Information given:
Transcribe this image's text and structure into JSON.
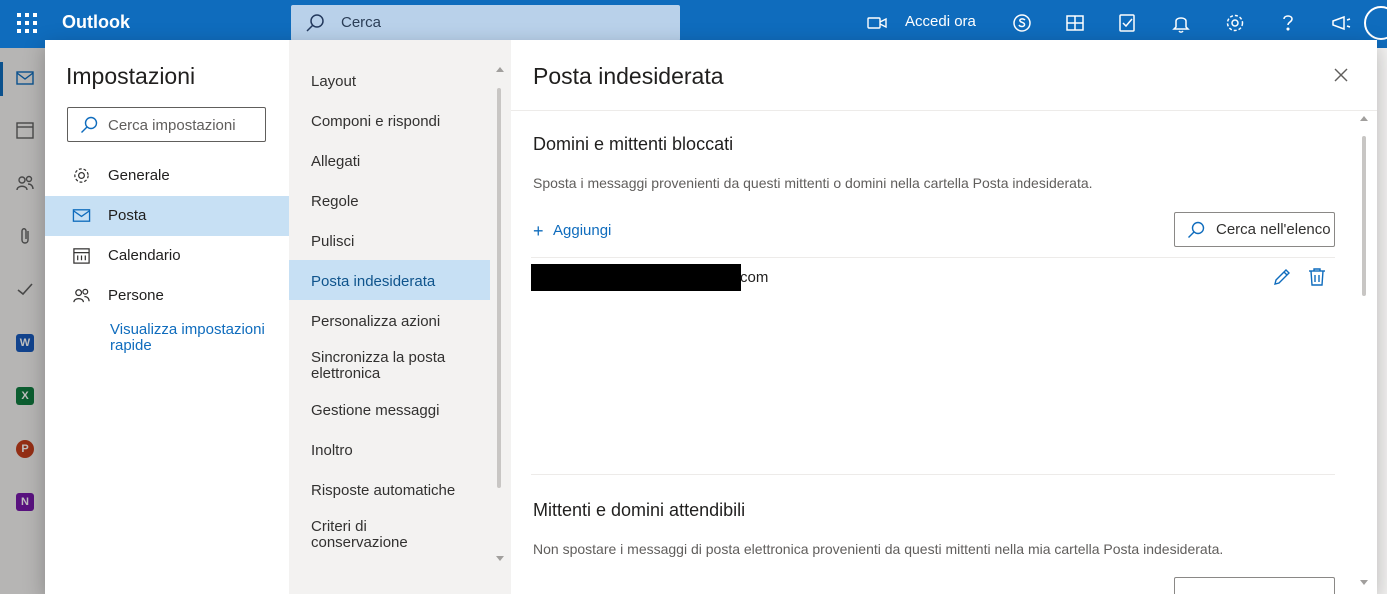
{
  "app": {
    "name": "Outlook",
    "search_placeholder": "Cerca",
    "accedi_label": "Accedi ora"
  },
  "settings": {
    "title": "Impostazioni",
    "search_placeholder": "Cerca impostazioni",
    "categories": [
      {
        "label": "Generale",
        "icon": "gear-icon",
        "selected": false
      },
      {
        "label": "Posta",
        "icon": "mail-icon",
        "selected": true
      },
      {
        "label": "Calendario",
        "icon": "calendar-icon",
        "selected": false
      },
      {
        "label": "Persone",
        "icon": "people-icon",
        "selected": false
      }
    ],
    "quick_link": "Visualizza impostazioni rapide"
  },
  "mail_sections": [
    "Layout",
    "Componi e rispondi",
    "Allegati",
    "Regole",
    "Pulisci",
    "Posta indesiderata",
    "Personalizza azioni",
    "Sincronizza la posta elettronica",
    "Gestione messaggi",
    "Inoltro",
    "Risposte automatiche",
    "Criteri di conservazione"
  ],
  "selected_section": "Posta indesiderata",
  "panel": {
    "title": "Posta indesiderata",
    "blocked": {
      "title": "Domini e mittenti bloccati",
      "description": "Sposta i messaggi provenienti da questi mittenti o domini nella cartella Posta indesiderata.",
      "add_label": "Aggiungi",
      "search_placeholder": "Cerca nell'elenco",
      "entries": [
        {
          "suffix": "com"
        }
      ]
    },
    "safe": {
      "title": "Mittenti e domini attendibili",
      "description": "Non spostare i messaggi di posta elettronica provenienti da questi mittenti nella mia cartella Posta indesiderata."
    }
  },
  "colors": {
    "accent": "#0f6cbd",
    "selected_bg": "#c7e0f4"
  }
}
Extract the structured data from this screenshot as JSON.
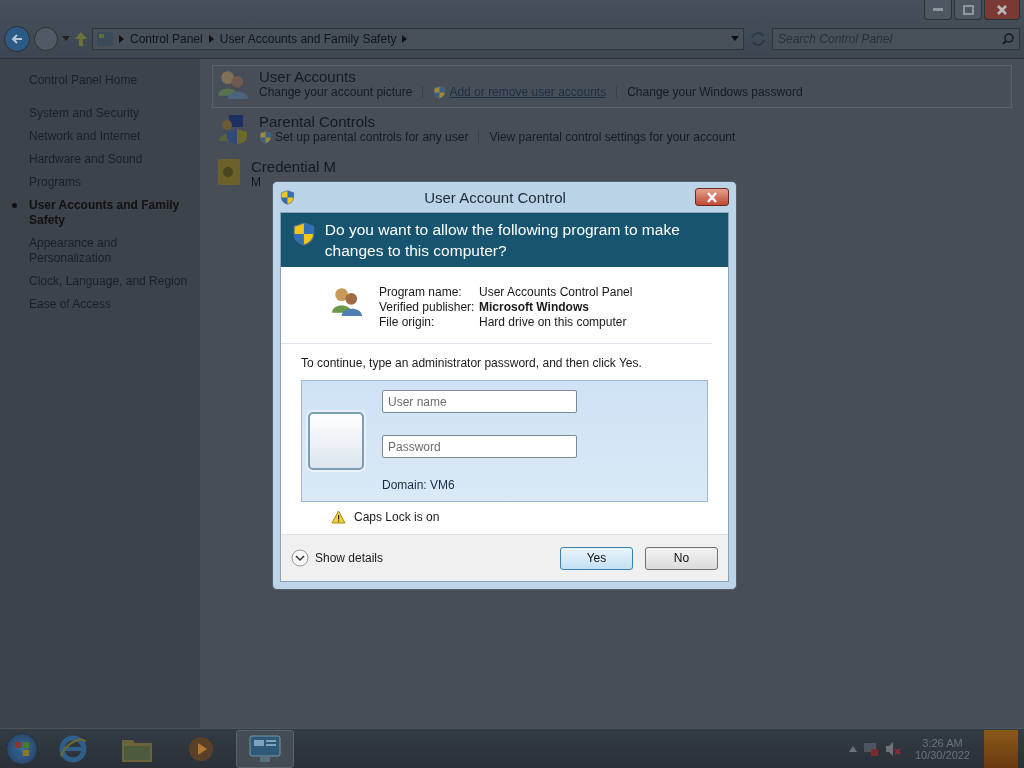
{
  "address_bar": {
    "breadcrumbs": [
      "Control Panel",
      "User Accounts and Family Safety"
    ]
  },
  "search": {
    "placeholder": "Search Control Panel"
  },
  "sidebar": {
    "home": "Control Panel Home",
    "items": [
      {
        "label": "System and Security",
        "selected": false
      },
      {
        "label": "Network and Internet",
        "selected": false
      },
      {
        "label": "Hardware and Sound",
        "selected": false
      },
      {
        "label": "Programs",
        "selected": false
      },
      {
        "label": "User Accounts and Family Safety",
        "selected": true
      },
      {
        "label": "Appearance and Personalization",
        "selected": false
      },
      {
        "label": "Clock, Language, and Region",
        "selected": false
      },
      {
        "label": "Ease of Access",
        "selected": false
      }
    ]
  },
  "categories": [
    {
      "kind": "users",
      "title": "User Accounts",
      "links": [
        {
          "text": "Change your account picture",
          "shield": false,
          "hovered": false
        },
        {
          "text": "Add or remove user accounts",
          "shield": true,
          "hovered": true
        },
        {
          "text": "Change your Windows password",
          "shield": false,
          "hovered": false
        }
      ]
    },
    {
      "kind": "parental",
      "title": "Parental Controls",
      "links": [
        {
          "text": "Set up parental controls for any user",
          "shield": true,
          "hovered": false
        },
        {
          "text": "View parental control settings for your account",
          "shield": false,
          "hovered": false
        }
      ]
    },
    {
      "kind": "vault",
      "title": "Credential M",
      "links": [
        {
          "text": "M",
          "shield": false,
          "hovered": false
        }
      ]
    }
  ],
  "dialog": {
    "title": "User Account Control",
    "question": "Do you want to allow the following program to make changes to this computer?",
    "info": [
      {
        "label": "Program name:",
        "value": "User Accounts Control Panel",
        "bold": false
      },
      {
        "label": "Verified publisher:",
        "value": "Microsoft Windows",
        "bold": true
      },
      {
        "label": "File origin:",
        "value": "Hard drive on this computer",
        "bold": false
      }
    ],
    "instruction": "To continue, type an administrator password, and then click Yes.",
    "fields": [
      {
        "placeholder": "User name"
      },
      {
        "placeholder": "Password"
      }
    ],
    "domain": "Domain: VM6",
    "warning": "Caps Lock is on",
    "details": "Show details",
    "buttons": [
      {
        "label": "Yes",
        "default": true
      },
      {
        "label": "No",
        "default": false
      }
    ]
  },
  "taskbar": {
    "items": [
      {
        "kind": "browser",
        "selected": false
      },
      {
        "kind": "folder",
        "selected": false
      },
      {
        "kind": "media",
        "selected": false
      },
      {
        "kind": "panel",
        "selected": true
      }
    ],
    "time": "3:26 AM",
    "date": "10/30/2022"
  }
}
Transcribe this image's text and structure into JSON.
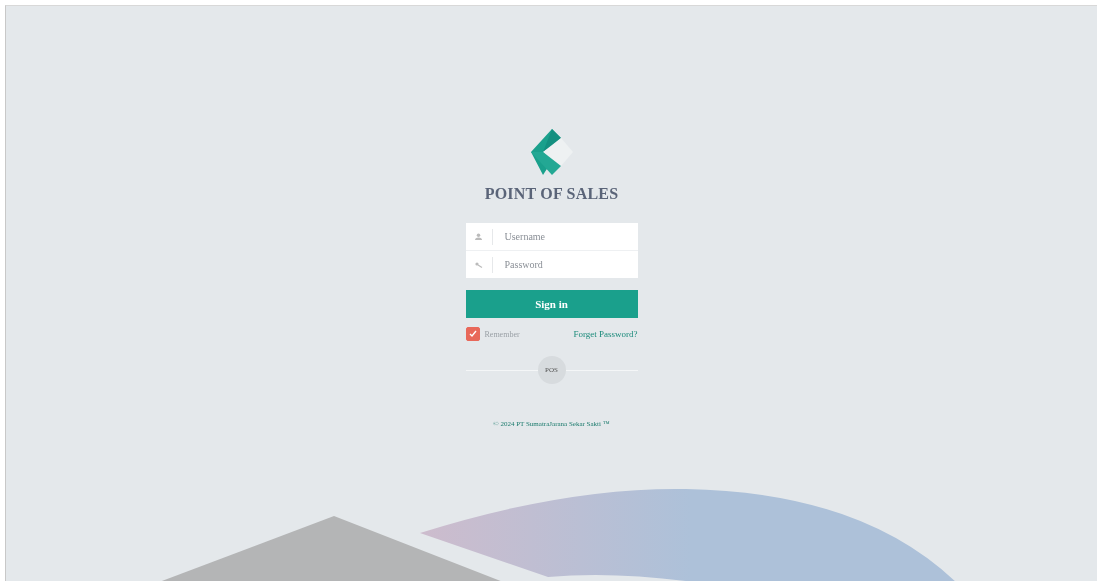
{
  "title": "POINT OF SALES",
  "fields": [
    {
      "kind": "user",
      "placeholder": "Username"
    },
    {
      "kind": "key",
      "placeholder": "Password"
    }
  ],
  "sign_in": "Sign in",
  "remember": {
    "label": "Remember",
    "checked": true
  },
  "forgot": "Forget Password?",
  "divider_badge": "POS",
  "footer": "© 2024 PT SumatraJarana Sekar Sakti ™"
}
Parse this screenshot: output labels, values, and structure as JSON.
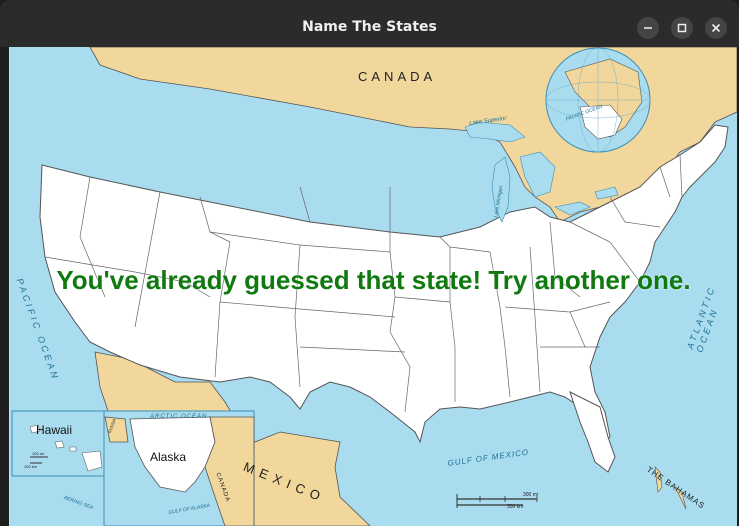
{
  "window": {
    "title": "Name The States",
    "controls": {
      "minimize": "–",
      "maximize": "□",
      "close": "×"
    }
  },
  "game": {
    "message": "You've already guessed that state! Try another one.",
    "message_color": "#107a10"
  },
  "map": {
    "labels": {
      "canada": "CANADA",
      "mexico": "MEXICO",
      "gulf": "GULF OF MEXICO",
      "atlantic": "ATLANTIC OCEAN",
      "pacific": "PACIFIC OCEAN",
      "bahamas": "THE BAHAMAS",
      "hawaii": "Hawaii",
      "alaska": "Alaska",
      "arctic": "ARCTIC OCEAN",
      "bering": "BERING SEA",
      "gulf_alaska": "GULF OF ALASKA",
      "lake_superior": "Lake Superior",
      "lake_michigan": "Lake Michigan",
      "inset_pacific": "PACIFIC OCEAN",
      "inset_canada": "CANADA",
      "inset_russia": "RUSSIA",
      "scale_mi": "300 mi",
      "scale_km": "300 km",
      "hawaii_scale_mi": "100 mi",
      "hawaii_scale_km": "100 km"
    },
    "colors": {
      "water": "#a9dcef",
      "land_foreign": "#f1d79b",
      "land_us": "#ffffff",
      "border": "#555555"
    }
  }
}
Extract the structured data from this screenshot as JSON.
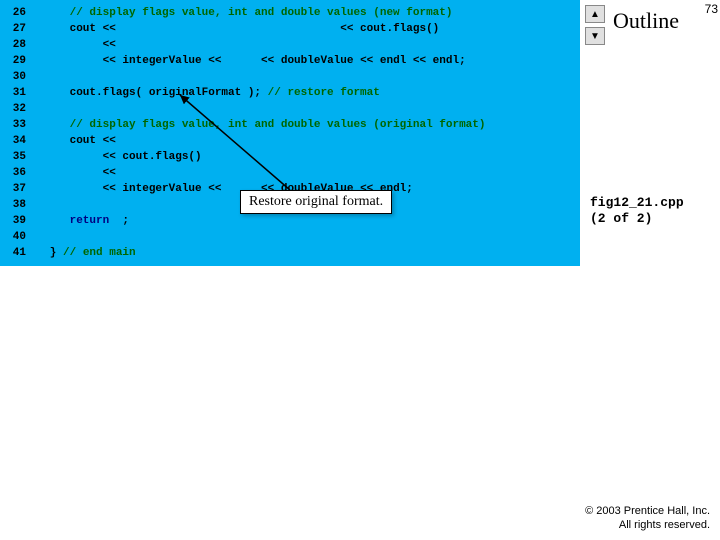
{
  "page_number": "73",
  "outline_title": "Outline",
  "fig_label_line1": "fig12_21.cpp",
  "fig_label_line2": "(2 of 2)",
  "callout_text": "Restore original format.",
  "copyright_line1": "© 2003 Prentice Hall, Inc.",
  "copyright_line2": "All rights reserved.",
  "nav": {
    "up": "▲",
    "down": "▼"
  },
  "code": {
    "l26": {
      "n": "26",
      "pre": "      ",
      "comment": "// display flags value, int and double values (new format)"
    },
    "l27": {
      "n": "27",
      "pre": "      cout << ",
      "tail": "                                 << cout.flags()"
    },
    "l28": {
      "n": "28",
      "pre": "           << "
    },
    "l29": {
      "n": "29",
      "pre": "           << integerValue << ",
      "tail": "     << doubleValue << endl << endl;"
    },
    "l30": {
      "n": "30"
    },
    "l31": {
      "n": "31",
      "pre": "      cout.flags( originalFormat ); ",
      "comment": "// restore format"
    },
    "l32": {
      "n": "32"
    },
    "l33": {
      "n": "33",
      "pre": "      ",
      "comment": "// display flags value, int and double values (original format)"
    },
    "l34": {
      "n": "34",
      "pre": "      cout << "
    },
    "l35": {
      "n": "35",
      "pre": "           << cout.flags()"
    },
    "l36": {
      "n": "36",
      "pre": "           << "
    },
    "l37": {
      "n": "37",
      "pre": "           << integerValue << ",
      "tail": "     << doubleValue << endl;"
    },
    "l38": {
      "n": "38"
    },
    "l39": {
      "n": "39",
      "pre": "      ",
      "kw": "return",
      "tail": "  ;"
    },
    "l40": {
      "n": "40"
    },
    "l41": {
      "n": "41",
      "pre": "   } ",
      "comment": "// end main"
    }
  }
}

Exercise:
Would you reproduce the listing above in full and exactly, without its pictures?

Exercise solution:
Transcribe this image's text and structure into JSON.
{
  "app": {
    "name": "Outlook",
    "search_placeholder": "Cerca",
    "accedi_label": "Accedi ora"
  },
  "settings": {
    "title": "Impostazioni",
    "search_placeholder": "Cerca impostazioni",
    "categories": [
      {
        "label": "Generale",
        "icon": "gear-icon",
        "selected": false
      },
      {
        "label": "Posta",
        "icon": "mail-icon",
        "selected": true
      },
      {
        "label": "Calendario",
        "icon": "calendar-icon",
        "selected": false
      },
      {
        "label": "Persone",
        "icon": "people-icon",
        "selected": false
      }
    ],
    "quick_link": "Visualizza impostazioni rapide"
  },
  "mail_sections": [
    "Layout",
    "Componi e rispondi",
    "Allegati",
    "Regole",
    "Pulisci",
    "Posta indesiderata",
    "Personalizza azioni",
    "Sincronizza la posta elettronica",
    "Gestione messaggi",
    "Inoltro",
    "Risposte automatiche",
    "Criteri di conservazione"
  ],
  "selected_section": "Posta indesiderata",
  "panel": {
    "title": "Posta indesiderata",
    "blocked": {
      "title": "Domini e mittenti bloccati",
      "description": "Sposta i messaggi provenienti da questi mittenti o domini nella cartella Posta indesiderata.",
      "add_label": "Aggiungi",
      "search_placeholder": "Cerca nell'elenco",
      "entries": [
        {
          "suffix": "com"
        }
      ]
    },
    "safe": {
      "title": "Mittenti e domini attendibili",
      "description": "Non spostare i messaggi di posta elettronica provenienti da questi mittenti nella mia cartella Posta indesiderata."
    }
  },
  "colors": {
    "accent": "#0f6cbd",
    "selected_bg": "#c7e0f4"
  }
}
Extract the structured data from this screenshot as JSON.
{
  "address_bar": {
    "breadcrumbs": [
      "Control Panel",
      "User Accounts and Family Safety"
    ]
  },
  "search": {
    "placeholder": "Search Control Panel"
  },
  "sidebar": {
    "home": "Control Panel Home",
    "items": [
      {
        "label": "System and Security",
        "selected": false
      },
      {
        "label": "Network and Internet",
        "selected": false
      },
      {
        "label": "Hardware and Sound",
        "selected": false
      },
      {
        "label": "Programs",
        "selected": false
      },
      {
        "label": "User Accounts and Family Safety",
        "selected": true
      },
      {
        "label": "Appearance and Personalization",
        "selected": false
      },
      {
        "label": "Clock, Language, and Region",
        "selected": false
      },
      {
        "label": "Ease of Access",
        "selected": false
      }
    ]
  },
  "categories": [
    {
      "kind": "users",
      "title": "User Accounts",
      "links": [
        {
          "text": "Change your account picture",
          "shield": false,
          "hovered": false
        },
        {
          "text": "Add or remove user accounts",
          "shield": true,
          "hovered": true
        },
        {
          "text": "Change your Windows password",
          "shield": false,
          "hovered": false
        }
      ]
    },
    {
      "kind": "parental",
      "title": "Parental Controls",
      "links": [
        {
          "text": "Set up parental controls for any user",
          "shield": true,
          "hovered": false
        },
        {
          "text": "View parental control settings for your account",
          "shield": false,
          "hovered": false
        }
      ]
    },
    {
      "kind": "vault",
      "title": "Credential M",
      "links": [
        {
          "text": "M",
          "shield": false,
          "hovered": false
        }
      ]
    }
  ],
  "dialog": {
    "title": "User Account Control",
    "question": "Do you want to allow the following program to make changes to this computer?",
    "info": [
      {
        "label": "Program name:",
        "value": "User Accounts Control Panel",
        "bold": false
      },
      {
        "label": "Verified publisher:",
        "value": "Microsoft Windows",
        "bold": true
      },
      {
        "label": "File origin:",
        "value": "Hard drive on this computer",
        "bold": false
      }
    ],
    "instruction": "To continue, type an administrator password, and then click Yes.",
    "fields": [
      {
        "placeholder": "User name"
      },
      {
        "placeholder": "Password"
      }
    ],
    "domain": "Domain: VM6",
    "warning": "Caps Lock is on",
    "details": "Show details",
    "buttons": [
      {
        "label": "Yes",
        "default": true
      },
      {
        "label": "No",
        "default": false
      }
    ]
  },
  "taskbar": {
    "items": [
      {
        "kind": "browser",
        "selected": false
      },
      {
        "kind": "folder",
        "selected": false
      },
      {
        "kind": "media",
        "selected": false
      },
      {
        "kind": "panel",
        "selected": true
      }
    ],
    "time": "3:26 AM",
    "date": "10/30/2022"
  }
}
Transcribe this image's text and structure into JSON.
{
  "title": "POINT OF SALES",
  "fields": [
    {
      "kind": "user",
      "placeholder": "Username"
    },
    {
      "kind": "key",
      "placeholder": "Password"
    }
  ],
  "sign_in": "Sign in",
  "remember": {
    "label": "Remember",
    "checked": true
  },
  "forgot": "Forget Password?",
  "divider_badge": "POS",
  "footer": "© 2024 PT SumatraJarana Sekar Sakti ™"
}
Parse this screenshot: output labels, values, and structure as JSON.
{
  "window": {
    "title": "Name The States",
    "controls": {
      "minimize": "–",
      "maximize": "□",
      "close": "×"
    }
  },
  "game": {
    "message": "You've already guessed that state! Try another one.",
    "message_color": "#107a10"
  },
  "map": {
    "labels": {
      "canada": "CANADA",
      "mexico": "MEXICO",
      "gulf": "GULF OF MEXICO",
      "atlantic": "ATLANTIC OCEAN",
      "pacific": "PACIFIC OCEAN",
      "bahamas": "THE BAHAMAS",
      "hawaii": "Hawaii",
      "alaska": "Alaska",
      "arctic": "ARCTIC OCEAN",
      "bering": "BERING SEA",
      "gulf_alaska": "GULF OF ALASKA",
      "lake_superior": "Lake Superior",
      "lake_michigan": "Lake Michigan",
      "inset_pacific": "PACIFIC OCEAN",
      "inset_canada": "CANADA",
      "inset_russia": "RUSSIA",
      "scale_mi": "300 mi",
      "scale_km": "300 km",
      "hawaii_scale_mi": "100 mi",
      "hawaii_scale_km": "100 km"
    },
    "colors": {
      "water": "#a9dcef",
      "land_foreign": "#f1d79b",
      "land_us": "#ffffff",
      "border": "#555555"
    }
  }
}
Extract the structured data from this screenshot as JSON.
{
  "page_number": "73",
  "outline_title": "Outline",
  "fig_label_line1": "fig12_21.cpp",
  "fig_label_line2": "(2 of 2)",
  "callout_text": "Restore original format.",
  "copyright_line1": "© 2003 Prentice Hall, Inc.",
  "copyright_line2": "All rights reserved.",
  "nav": {
    "up": "▲",
    "down": "▼"
  },
  "code": {
    "l26": {
      "n": "26",
      "pre": "      ",
      "comment": "// display flags value, int and double values (new format)"
    },
    "l27": {
      "n": "27",
      "pre": "      cout << ",
      "tail": "                                 << cout.flags()"
    },
    "l28": {
      "n": "28",
      "pre": "           << "
    },
    "l29": {
      "n": "29",
      "pre": "           << integerValue << ",
      "tail": "     << doubleValue << endl << endl;"
    },
    "l30": {
      "n": "30"
    },
    "l31": {
      "n": "31",
      "pre": "      cout.flags( originalFormat ); ",
      "comment": "// restore format"
    },
    "l32": {
      "n": "32"
    },
    "l33": {
      "n": "33",
      "pre": "      ",
      "comment": "// display flags value, int and double values (original format)"
    },
    "l34": {
      "n": "34",
      "pre": "      cout << "
    },
    "l35": {
      "n": "35",
      "pre": "           << cout.flags()"
    },
    "l36": {
      "n": "36",
      "pre": "           << "
    },
    "l37": {
      "n": "37",
      "pre": "           << integerValue << ",
      "tail": "     << doubleValue << endl;"
    },
    "l38": {
      "n": "38"
    },
    "l39": {
      "n": "39",
      "pre": "      ",
      "kw": "return",
      "tail": "  ;"
    },
    "l40": {
      "n": "40"
    },
    "l41": {
      "n": "41",
      "pre": "   } ",
      "comment": "// end main"
    }
  }
}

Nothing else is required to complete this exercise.